Like every American who was alive on September 11, 2001, when the anniversary comes around each year, I remember the horrors of that day felt even from far away in the state of Georgia. It was like any other day when it began. Early, Bill was off to work at Third U.S. Army at Ft. McPherson. Our elder daughter was working at the Archdiocese of Atlanta Office of Refugees and Migration in downtown Atlanta. She rode each day to work with Bill since there was a MARTA stop right at Ft. McPherson; it was easy for her to hop on the train and get to her office each morning from there. Our second daughter was in Irving, Texas, just beginning her Senior year at the University of Dallas (UD). I had gotten our eighth-grade son on the bus for school and the house was quiet. I spent some time answering emails in our office. When I completed that task, I walked into the bedroom, flipped on the television just as the second plane flew into the World Trade Center and heard Jon Scott on FoxNews say, “This must have been deliberate.” It was hard to believe even when I watched it with my own eyes. Even as I listened to the commentary, I was stunned and wondered what to do.

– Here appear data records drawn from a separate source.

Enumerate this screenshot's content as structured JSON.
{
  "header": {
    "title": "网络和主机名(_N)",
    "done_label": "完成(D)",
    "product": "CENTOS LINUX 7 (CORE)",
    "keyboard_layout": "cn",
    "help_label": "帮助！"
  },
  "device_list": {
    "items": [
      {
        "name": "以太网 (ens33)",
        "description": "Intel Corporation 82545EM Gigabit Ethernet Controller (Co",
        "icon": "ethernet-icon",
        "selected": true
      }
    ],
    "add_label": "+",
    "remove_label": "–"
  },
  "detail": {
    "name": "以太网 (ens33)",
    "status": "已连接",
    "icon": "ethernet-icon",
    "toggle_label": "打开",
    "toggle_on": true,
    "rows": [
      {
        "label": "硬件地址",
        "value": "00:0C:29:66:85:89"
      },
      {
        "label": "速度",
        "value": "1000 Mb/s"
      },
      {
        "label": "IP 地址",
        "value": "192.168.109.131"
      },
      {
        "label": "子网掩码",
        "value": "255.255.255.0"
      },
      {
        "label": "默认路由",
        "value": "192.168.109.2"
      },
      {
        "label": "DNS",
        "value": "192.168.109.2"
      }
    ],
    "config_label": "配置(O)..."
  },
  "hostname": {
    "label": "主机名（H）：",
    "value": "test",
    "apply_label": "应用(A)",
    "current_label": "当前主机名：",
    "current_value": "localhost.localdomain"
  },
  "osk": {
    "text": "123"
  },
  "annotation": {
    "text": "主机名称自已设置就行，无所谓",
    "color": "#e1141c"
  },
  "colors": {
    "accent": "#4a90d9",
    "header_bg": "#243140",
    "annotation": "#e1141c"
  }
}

Within seconds, the phone rang. It was our daughter in Texas. She had turned her radio on and the program that she expected had been preempted. She had tuned in just after 9 (8 a.m. at UD), so she had come at the end of the emergency announcement. “Mom, what is happening? Do you know?” Of course, I was as confused and perplexed as she was. I tried to reassure her, and then, we ended our conversation because she needed to finish getting ready for class.
When I recovered my sanity, I thought to call Bill to see if he was aware of the situation. Yes, they had put the news on the televisions there and were trying to figure out what was going on and what to do there at the Headquarters of Third U.S. Army, and the Headquarters of Forces Command. He said he would be needed there for the time being. (He had retired from the Army in 1996 but was serving as a contractor there creating the first Mobile Command Post for the Army – https://thedaysforward.com/inventing-the-mobile-command-post-1995-2002/
After the impact of Flight 77 into the Pentagon at 9:37 a.m. and soon after that the crash in Shanksville, Bill called me and told me that they were getting intelligence about what else might be happening, what other sites might be next. He said he wanted our daughter to get out of downtown Atlanta; it would be evacuated soon. There was speculation that Ft. McPherson, Hartsfield Airport and even the CDC might be other targets. He told me to call our daughter and drive to the Ft. McPherson MARTA station to pick her up and get her out of there. We would not be allowed into Ft. McPherson, where in normal times we went weekly to the Commissary and PX. Security at Ft. McPherson became immediately stringent and would remain at a heightened level for months into the future. Not knowing a thing about the attacks, she was stunned when I contacted her, but grabbed her purse, walked to the MARTA station and got on the train. It was as I drove to get her that I heard the radio announcer say that the North Tower had collapsed – it was 10:38 a.m. We got out of there immediately and drove right back
home, driving mostly in silence as we listened to the radio commentary and tried to come to terms with what was happening.
Like every other American citizen, I was reeling with the events of the morning. When we got home, I began to wonder about our son. Of course, he was in no danger at the Middle School only blocks away from home, but I wondered what they were going to tell the students. If it was shocking to adults around the nation and world, how would the youngsters react? What should I say to him when he came home at the end of the day? Would Bill be home to explain further? I kept tuned in to the news all day trying to make sense of the horrors of the day. It all seemed impossible. When our son got home, he said that his science teacher, in the last class of the day, had let them watch the television news so he was pretty well-informed by the time he got on the bus for home.
We three spent the rest of the day glued to the news and wondering when Bill could come home. He wasn’t integral to any official Army planning, but he had spent five years as the Third U.S. Army Chief of Plans and then, G-3, so he was there as an extra mind to help evaluate information that was coming in. It was late that night, when there had been no other attacks that day, that he arrived back home again. It was a harrowing day for all Americans even as far away as Georgia. We Will Never Forget.
Epilogue: Having been stationed in the Middle East several times working with military members from Saudi Arabia and Kuwait and having been the Third Army G-3 with their area of operation located from the Horn of Africa throughout the Middle East (except Israel), Bill thought we needed to understand better what had happened to the U.S. He was well aware of the significance of the date of September 11 to Islamists and how connections to particular dates were important to them. What else should we know? Within a day or two, Bill made a list of books for the Rice family to read. We could each choose one of the books to read so that we could talk about what we learned. Here are some of the books he chose for us: Judith Miller’s God Has 99 Names, Bernard Lewis’s Islam and the West, Thomas Friedman’s From Beirut to Jerusalem, Benjamin Barber’s Jihad vs McWorld.